When authenticating via OAuth in an S2S scenario the TokenHelper::GetS2SAccessTokenWithWindowsIdentity method is used to return the access token for the SharePoint Add-in. The access token allows the SharePoint Add-in to perform any operations the SharePoint Add-in is granted in the SharePoint Add-in manifest.

This option does not execute code on behalf of a user and therefore may not be appropriate for all scenarios.

When is it a good fit?

When you need to elevate privileges in a SharePoint S2S scenario this is a good option because this option works with S2S and is very easy to implement.

Getting Started

The following article demonstrates how to use AllowAppOnlyPolicy with S2S.

ACS sub option

The ACS sub option work in on-premises and Office 365 SharePoint environments.

When authenticating via OAuth in an ACS scenario the TokenHelper::GetAppOnlyAccessTokenmethod is used to return the access token for the SharePoint Add-in. Then, the TokenHelper::GetClientContextWithAccessToken method is invoked to return the client context necessary to perform any operations the SharePoint Add-in has permission to do based on the permissions granted in the SharePoint Add-in manifest.

This option does not execute code on behalf of a user and therefore may not be appropriate for all scenarios.

When is it a good fit?

When you need to elevate privileges in a SharePoint ACS scenario this is a good option because this option works with ACS and is very easy to implement.
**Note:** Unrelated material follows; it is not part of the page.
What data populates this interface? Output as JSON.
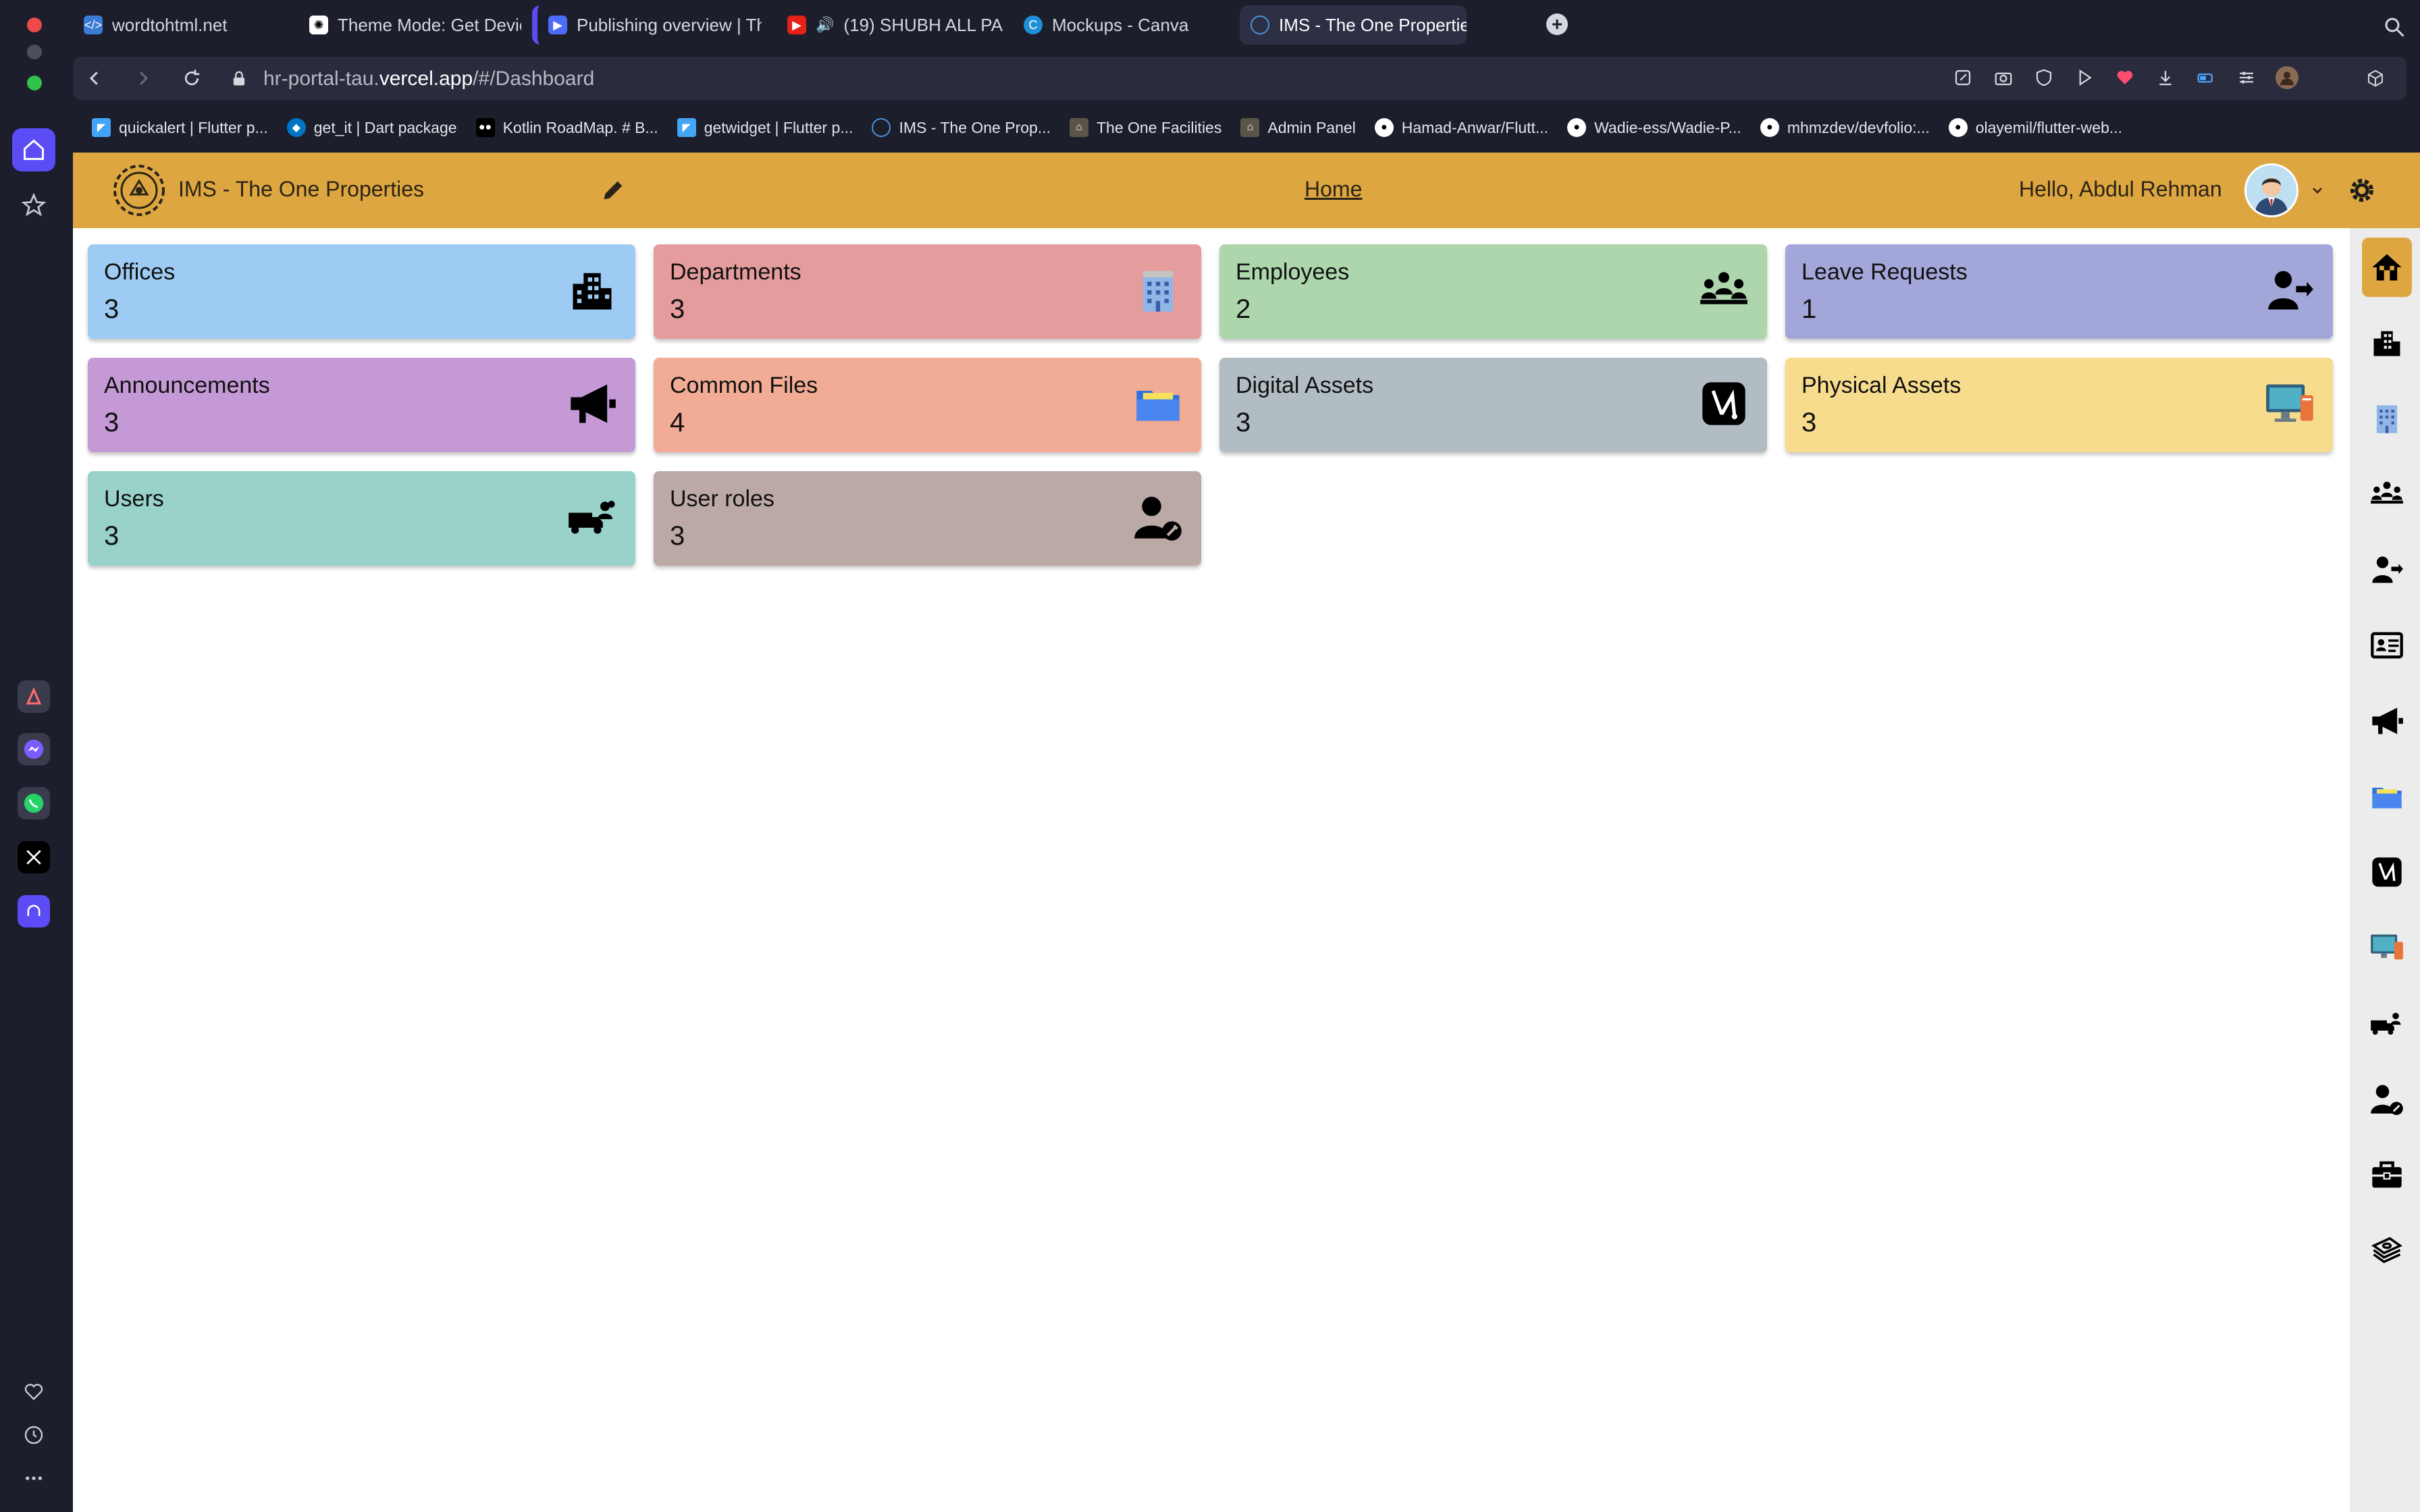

This option is a good fit when you have an on-premises SharePoint environment that has an established trust with ACS. This is your only OAuth option when you have a Office 365 SharePoint environment.

Getting Started

The following article demonstrates how to use AllowAppOnlyPolicy with ACS.

Important

Azure Access Control (ACS), a service of Azure Active Directory (Azure AD), will be retired on November 7, 2018. This retirement does not impact the SharePoint Add-in model, which uses the https://accounts.accesscontrol.windows.net hostname (which is not impacted by this retirement). For more information, see Impact of Azure Access Control retirement for SharePoint Add-ins.

Service Account

In this pattern, the SharePointOnlineCredentials class is used to establish the context of a user that executes code.

When is it a good fit?

When you need to execute code on behalf of a specific user (service account) this is a good option because it performs actions on the user's (service account) and the SharePoint Add-in's permissions.

Getting Started

The following article demonstrates how the SharePointOnlineCredentials class is used to establish the context of a user that executes code.

Related links

Related PnP samples

Applies to

  • Office 365 Multi Tenant (MT)
  • Office 365 Dedicated (D) partly
  • SharePoint 2013 on-premises – partly

Patterns for dedicated and on-premises are identical with SharePoint Add-in model techniques, but there are differences on the possible technologies that can be used.